UNLIKE TEENS, countries rarely write lists of their enemies. But Russia is doing it. On May 14, he published a list of “hostile countries”. Oddly, there were only two names on it: the United States and the Czech Republic. The latter was unexpected, but explainable. In April, the Czech government revealed that a deadly explosion in 2014 at an ammunition depot in the town of Vrbetice, believed to be accidental, had been set off by Russian agents. (Some of the ammunition was intended for Ukrainian forces fighting Russian-backed rebels.) The Czechs and Russians have since expelled dozens of diplomats from each other. Relations are now as bitter as at any time since the collapse of the Soviet Union (but not as bad as in 1968, when tanks from Moscow entered Czechoslovakia to overthrow a reformist government).
It does not suit the Kremlin. He needs friends inside the EU to avoid further penalties for his latest misdeeds. While most Czechs are suspicious of Russia, it has long been able to count on Czech President Milos Zeman, a staunch populist who likes to set off rhetorical explosions. Mr Zeman questioned intelligence agencies in his own country for blaming the explosion on Russia. During a visit by the Serbian President on May 18, he asked for forgiveness for NATOThe bombing of Belgrade in 1999, clearly trying to suggest that the Russians weren’t the only ones blowing things up.

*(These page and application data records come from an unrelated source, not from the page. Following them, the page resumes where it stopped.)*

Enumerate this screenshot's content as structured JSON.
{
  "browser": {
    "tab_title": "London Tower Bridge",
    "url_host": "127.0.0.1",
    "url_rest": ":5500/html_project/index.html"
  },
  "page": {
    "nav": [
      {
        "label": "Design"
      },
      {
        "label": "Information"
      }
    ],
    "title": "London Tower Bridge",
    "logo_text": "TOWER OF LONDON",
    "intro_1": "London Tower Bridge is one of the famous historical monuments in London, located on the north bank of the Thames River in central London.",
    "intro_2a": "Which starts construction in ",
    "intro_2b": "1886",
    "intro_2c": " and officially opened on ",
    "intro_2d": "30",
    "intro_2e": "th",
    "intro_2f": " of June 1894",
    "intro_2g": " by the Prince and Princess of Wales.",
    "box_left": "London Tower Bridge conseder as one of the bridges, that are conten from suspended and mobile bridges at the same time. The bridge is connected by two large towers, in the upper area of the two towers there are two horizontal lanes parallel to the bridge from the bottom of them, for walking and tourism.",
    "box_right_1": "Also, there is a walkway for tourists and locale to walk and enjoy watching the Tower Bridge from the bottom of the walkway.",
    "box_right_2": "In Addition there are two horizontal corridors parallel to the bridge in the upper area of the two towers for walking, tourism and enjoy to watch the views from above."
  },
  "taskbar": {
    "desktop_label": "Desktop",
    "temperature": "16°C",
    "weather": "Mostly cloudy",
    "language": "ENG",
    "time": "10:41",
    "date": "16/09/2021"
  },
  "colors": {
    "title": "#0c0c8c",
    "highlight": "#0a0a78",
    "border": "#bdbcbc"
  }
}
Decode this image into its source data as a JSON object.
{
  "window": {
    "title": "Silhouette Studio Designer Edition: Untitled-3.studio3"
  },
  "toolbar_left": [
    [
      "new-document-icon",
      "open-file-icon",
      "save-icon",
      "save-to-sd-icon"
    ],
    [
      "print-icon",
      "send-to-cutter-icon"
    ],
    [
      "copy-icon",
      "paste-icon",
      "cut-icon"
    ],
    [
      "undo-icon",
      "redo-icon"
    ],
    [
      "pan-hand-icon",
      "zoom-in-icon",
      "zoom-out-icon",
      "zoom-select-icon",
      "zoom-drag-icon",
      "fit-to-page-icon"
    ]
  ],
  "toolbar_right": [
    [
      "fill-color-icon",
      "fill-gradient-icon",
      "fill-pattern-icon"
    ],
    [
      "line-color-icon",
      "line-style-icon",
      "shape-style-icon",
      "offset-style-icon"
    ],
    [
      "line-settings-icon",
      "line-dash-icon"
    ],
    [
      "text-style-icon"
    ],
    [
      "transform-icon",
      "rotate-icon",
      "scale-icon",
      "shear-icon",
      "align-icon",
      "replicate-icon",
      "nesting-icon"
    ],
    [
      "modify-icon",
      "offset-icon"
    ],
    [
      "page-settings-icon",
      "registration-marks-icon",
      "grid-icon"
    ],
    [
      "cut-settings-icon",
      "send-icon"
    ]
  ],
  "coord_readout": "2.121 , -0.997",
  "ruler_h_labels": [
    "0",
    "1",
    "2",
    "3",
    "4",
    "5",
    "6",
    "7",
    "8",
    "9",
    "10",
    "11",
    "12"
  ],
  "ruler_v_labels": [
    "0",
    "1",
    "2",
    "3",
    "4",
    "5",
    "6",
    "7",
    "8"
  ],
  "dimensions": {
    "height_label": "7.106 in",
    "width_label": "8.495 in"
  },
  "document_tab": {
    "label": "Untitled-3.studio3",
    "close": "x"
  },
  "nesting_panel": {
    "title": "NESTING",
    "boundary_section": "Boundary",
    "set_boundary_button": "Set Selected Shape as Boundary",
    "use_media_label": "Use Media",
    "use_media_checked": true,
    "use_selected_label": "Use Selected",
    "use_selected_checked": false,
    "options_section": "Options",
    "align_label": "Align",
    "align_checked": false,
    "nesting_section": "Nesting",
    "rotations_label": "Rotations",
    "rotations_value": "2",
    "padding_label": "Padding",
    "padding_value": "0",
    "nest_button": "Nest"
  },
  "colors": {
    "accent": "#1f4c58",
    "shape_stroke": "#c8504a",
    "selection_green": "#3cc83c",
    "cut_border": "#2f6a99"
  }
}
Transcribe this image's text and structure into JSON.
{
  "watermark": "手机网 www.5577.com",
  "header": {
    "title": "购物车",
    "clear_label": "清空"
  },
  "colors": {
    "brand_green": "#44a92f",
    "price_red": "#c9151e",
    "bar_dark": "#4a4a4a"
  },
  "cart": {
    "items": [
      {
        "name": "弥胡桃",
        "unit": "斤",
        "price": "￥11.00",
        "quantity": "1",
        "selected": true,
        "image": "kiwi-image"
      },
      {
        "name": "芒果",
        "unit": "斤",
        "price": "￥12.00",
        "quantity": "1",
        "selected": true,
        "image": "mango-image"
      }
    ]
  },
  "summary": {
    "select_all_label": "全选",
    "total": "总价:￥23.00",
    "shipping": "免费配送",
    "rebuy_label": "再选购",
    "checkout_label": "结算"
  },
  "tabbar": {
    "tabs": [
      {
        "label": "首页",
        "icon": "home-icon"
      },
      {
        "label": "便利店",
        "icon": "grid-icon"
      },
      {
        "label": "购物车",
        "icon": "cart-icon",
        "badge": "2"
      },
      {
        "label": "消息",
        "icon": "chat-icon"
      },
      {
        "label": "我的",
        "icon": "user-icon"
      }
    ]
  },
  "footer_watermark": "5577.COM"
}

Zeman also called Russia’s enemies list “stupid,” and his powers as president are limited. But the government of Prime Minister Andrej Babis is hanging by a thread. The Czech Communist Party, an unreformed organization friendly to Russia that holds 8% of the seats in parliament, stopped supporting the coalition in April, depriving it of its majority. If Mr Babis falls, Mr Zeman could decide who will lead a caretaker government until the October election.
The biggest consequence of the quarrel concerns the modernization of the Dukovany nuclear power plant, originally built by the Soviet Union. The national electricity company plans to build at least one new reactor by 2036 for 6 billion euros ($ 7.3 billion), although analysts fear the cost could be twice as high. After the Vrbetice affair, the government announced that Rosatom, the Russian nuclear consortium, had been excluded from the tender.
However, experts say Russian companies were only kicked out in the initial phase and may end up winning contracts later. Having built Dukovany, they have an advantage over their competitors, France EDF, South Korea KHNP and the Japanese-American company Westinghouse. “If you ask Czech engineers, they mostly say it would be for the Russians,” says Martin Jirusek, an energy industry expert at Masaryk University.
Czech views on Russia have often been sawed off. Last spring, the two countries quarreled over the removal of a statue of a Soviet general, Marshal Konev, hailed for liberating the country from the Nazis in 1945, then vilified for planning the invasion in 1968. But the opinions of the West can also be suspicious. . A survey in 2020 by CVVM, a pollster, found that by a margin of two to one, the Czechs are happy that their country is NATO member, but they are almost equally divided on whether this is a guarantee of independence or a form of subjugation to foreign powers. List of enemies or not, some Czechs still hesitate to take sides. ■
This article appeared in the Europe section of the print edition under the title “The Spirit of 68”